WORK ITEM -
Your answer should hold all lines of the entries that include the word "description".

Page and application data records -
—————
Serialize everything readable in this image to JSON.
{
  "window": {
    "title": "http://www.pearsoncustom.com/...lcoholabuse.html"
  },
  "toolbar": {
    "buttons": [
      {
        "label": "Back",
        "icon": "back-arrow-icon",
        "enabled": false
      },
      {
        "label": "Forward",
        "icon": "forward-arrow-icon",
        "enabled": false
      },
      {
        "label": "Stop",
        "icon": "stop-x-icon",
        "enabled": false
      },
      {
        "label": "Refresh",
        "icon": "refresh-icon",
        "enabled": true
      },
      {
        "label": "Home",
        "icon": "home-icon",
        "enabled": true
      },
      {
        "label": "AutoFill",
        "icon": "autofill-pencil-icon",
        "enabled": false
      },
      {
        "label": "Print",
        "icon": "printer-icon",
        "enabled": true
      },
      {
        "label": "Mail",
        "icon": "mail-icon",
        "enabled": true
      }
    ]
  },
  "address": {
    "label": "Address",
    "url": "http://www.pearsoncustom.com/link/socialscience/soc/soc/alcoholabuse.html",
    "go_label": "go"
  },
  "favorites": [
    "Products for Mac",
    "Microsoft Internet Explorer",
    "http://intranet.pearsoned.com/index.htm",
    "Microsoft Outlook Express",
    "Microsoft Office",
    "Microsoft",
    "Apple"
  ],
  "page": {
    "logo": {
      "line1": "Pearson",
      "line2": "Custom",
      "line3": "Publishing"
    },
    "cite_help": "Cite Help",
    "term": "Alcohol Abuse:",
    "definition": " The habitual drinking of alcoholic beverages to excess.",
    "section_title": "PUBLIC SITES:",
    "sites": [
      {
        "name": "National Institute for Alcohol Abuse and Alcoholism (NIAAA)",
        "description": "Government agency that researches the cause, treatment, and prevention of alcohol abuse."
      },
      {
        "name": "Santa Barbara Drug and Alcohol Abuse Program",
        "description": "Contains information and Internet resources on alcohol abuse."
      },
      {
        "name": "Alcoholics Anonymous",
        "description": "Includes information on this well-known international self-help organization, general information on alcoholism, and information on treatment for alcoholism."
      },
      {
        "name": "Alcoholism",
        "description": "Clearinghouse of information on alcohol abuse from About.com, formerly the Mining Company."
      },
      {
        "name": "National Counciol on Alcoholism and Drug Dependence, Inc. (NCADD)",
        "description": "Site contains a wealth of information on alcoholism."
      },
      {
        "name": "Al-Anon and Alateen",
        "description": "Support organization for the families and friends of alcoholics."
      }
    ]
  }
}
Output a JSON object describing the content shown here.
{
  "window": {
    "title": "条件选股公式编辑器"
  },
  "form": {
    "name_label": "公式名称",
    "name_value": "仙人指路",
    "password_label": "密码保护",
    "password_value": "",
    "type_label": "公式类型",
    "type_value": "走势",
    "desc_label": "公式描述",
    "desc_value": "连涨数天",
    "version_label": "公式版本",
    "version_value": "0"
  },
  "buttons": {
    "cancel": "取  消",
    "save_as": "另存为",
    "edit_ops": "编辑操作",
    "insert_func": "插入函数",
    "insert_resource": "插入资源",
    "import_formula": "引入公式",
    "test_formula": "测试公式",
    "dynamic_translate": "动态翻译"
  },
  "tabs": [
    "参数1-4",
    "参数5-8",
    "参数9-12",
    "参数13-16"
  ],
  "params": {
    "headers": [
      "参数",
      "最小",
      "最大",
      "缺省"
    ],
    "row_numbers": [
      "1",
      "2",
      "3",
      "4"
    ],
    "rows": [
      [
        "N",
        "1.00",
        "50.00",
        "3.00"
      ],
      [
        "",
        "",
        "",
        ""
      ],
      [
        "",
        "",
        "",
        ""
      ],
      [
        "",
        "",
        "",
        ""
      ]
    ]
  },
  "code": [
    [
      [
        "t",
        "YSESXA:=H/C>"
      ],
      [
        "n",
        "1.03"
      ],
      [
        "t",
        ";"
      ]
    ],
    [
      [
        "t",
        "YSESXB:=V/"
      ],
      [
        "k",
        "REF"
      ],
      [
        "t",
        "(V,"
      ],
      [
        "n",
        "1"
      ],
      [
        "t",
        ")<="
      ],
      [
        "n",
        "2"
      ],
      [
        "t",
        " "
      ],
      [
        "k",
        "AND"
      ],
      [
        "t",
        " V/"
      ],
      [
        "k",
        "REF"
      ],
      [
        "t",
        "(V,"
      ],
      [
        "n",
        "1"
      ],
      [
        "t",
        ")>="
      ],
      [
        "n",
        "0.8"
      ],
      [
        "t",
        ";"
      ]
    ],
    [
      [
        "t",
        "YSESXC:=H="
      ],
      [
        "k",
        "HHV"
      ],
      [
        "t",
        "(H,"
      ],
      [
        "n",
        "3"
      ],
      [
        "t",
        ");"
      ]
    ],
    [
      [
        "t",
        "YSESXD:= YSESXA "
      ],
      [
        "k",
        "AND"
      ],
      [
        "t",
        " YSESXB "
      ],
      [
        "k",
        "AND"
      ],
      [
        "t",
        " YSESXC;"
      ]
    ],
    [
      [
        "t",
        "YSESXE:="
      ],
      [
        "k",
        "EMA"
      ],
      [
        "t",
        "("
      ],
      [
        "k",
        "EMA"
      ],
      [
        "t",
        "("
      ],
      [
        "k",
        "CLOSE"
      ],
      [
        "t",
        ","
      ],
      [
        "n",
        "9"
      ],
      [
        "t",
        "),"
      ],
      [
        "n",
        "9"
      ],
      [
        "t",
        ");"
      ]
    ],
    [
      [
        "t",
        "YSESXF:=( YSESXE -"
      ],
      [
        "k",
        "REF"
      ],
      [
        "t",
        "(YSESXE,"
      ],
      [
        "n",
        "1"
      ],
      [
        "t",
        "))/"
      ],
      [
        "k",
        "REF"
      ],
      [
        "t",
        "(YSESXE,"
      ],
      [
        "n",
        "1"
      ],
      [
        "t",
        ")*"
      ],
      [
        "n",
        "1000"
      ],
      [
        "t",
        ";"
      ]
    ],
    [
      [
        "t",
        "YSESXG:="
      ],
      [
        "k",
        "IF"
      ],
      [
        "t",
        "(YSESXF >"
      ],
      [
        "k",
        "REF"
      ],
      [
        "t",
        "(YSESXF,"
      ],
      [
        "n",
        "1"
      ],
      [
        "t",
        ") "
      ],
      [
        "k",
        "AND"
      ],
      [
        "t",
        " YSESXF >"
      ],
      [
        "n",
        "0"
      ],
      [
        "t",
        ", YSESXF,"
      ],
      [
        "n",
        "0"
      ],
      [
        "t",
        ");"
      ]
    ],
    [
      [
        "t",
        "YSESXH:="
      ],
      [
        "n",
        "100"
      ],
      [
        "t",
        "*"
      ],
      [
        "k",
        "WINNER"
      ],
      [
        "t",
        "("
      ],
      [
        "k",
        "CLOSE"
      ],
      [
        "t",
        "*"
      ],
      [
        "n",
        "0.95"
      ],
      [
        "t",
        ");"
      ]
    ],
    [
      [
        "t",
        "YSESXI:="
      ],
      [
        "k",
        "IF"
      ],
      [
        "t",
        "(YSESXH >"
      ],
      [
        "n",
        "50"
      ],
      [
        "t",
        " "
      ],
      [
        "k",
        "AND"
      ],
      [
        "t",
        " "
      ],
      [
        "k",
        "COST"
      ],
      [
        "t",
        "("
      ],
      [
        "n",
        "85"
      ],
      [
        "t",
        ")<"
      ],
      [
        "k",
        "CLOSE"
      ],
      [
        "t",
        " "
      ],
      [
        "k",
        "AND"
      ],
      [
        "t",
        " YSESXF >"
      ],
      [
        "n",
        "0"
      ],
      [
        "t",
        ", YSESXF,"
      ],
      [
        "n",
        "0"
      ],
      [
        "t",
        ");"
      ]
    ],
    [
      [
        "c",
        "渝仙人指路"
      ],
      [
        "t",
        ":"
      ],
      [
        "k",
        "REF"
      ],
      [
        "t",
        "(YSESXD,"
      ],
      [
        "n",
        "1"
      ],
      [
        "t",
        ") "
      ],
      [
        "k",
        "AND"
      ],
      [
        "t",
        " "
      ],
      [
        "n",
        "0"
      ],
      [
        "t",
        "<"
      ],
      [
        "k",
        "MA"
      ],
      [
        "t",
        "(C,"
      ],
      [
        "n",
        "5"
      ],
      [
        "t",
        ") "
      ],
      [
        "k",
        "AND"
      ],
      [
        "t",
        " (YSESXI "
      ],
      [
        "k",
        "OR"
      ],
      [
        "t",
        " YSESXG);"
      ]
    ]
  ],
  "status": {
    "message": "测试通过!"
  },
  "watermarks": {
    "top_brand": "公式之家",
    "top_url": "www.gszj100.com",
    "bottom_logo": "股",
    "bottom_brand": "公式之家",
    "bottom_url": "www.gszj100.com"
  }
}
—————
PROBLEM SOLUTION -
        "description": "Government agency that researches the cause, treatment, and prevention of alcohol abuse."
        "description": "Contains information and Internet resources on alcohol abuse."
        "description": "Includes information on this well-known international self-help organization, general information on alcoholism, and information on treatment for alcoholism."
        "description": "Clearinghouse of information on alcohol abuse from About.com, formerly the Mining Company."
        "description": "Site contains a wealth of information on alcoholism."
        "description": "Support organization for the families and friends of alcoholics."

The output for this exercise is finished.